**WORK ORDER:**
All lines of the entries with "Price" in them must be listed.

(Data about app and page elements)
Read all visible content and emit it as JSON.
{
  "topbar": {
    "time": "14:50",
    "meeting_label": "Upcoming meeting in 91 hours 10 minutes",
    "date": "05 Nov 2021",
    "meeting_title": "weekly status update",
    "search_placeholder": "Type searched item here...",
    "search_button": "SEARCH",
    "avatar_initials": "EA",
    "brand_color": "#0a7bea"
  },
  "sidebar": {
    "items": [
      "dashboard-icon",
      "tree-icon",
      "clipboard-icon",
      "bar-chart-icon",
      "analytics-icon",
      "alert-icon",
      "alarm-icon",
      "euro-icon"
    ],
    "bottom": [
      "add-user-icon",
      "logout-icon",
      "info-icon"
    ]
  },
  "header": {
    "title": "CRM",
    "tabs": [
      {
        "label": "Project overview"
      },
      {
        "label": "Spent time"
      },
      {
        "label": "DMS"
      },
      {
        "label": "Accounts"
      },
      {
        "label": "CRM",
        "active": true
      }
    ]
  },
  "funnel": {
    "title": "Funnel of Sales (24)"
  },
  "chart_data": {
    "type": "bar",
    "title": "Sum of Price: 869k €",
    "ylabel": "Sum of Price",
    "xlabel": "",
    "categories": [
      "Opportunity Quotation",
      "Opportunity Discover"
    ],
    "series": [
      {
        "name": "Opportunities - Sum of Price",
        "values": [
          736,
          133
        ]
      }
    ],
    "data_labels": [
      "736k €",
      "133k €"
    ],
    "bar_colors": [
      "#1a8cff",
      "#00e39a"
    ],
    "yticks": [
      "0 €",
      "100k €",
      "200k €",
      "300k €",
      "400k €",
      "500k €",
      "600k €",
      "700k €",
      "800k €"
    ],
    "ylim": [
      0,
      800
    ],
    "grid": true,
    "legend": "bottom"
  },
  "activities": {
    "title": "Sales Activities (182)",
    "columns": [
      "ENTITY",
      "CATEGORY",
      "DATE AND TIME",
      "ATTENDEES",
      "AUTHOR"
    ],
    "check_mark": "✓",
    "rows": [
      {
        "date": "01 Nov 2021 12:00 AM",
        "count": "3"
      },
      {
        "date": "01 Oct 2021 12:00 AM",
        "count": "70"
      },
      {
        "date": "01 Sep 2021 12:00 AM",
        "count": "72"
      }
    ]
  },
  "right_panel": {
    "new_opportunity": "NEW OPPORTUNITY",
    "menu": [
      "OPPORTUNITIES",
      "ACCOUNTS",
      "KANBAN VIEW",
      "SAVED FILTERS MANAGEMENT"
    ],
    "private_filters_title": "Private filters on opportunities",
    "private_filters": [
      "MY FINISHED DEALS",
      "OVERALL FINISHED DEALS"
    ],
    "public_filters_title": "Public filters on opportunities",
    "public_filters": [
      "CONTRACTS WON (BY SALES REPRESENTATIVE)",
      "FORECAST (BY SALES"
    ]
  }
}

**RESULT FOR THIS TASK:**
    "title": "Sum of Price: 869k €",
    "ylabel": "Sum of Price",
        "name": "Opportunities - Sum of Price",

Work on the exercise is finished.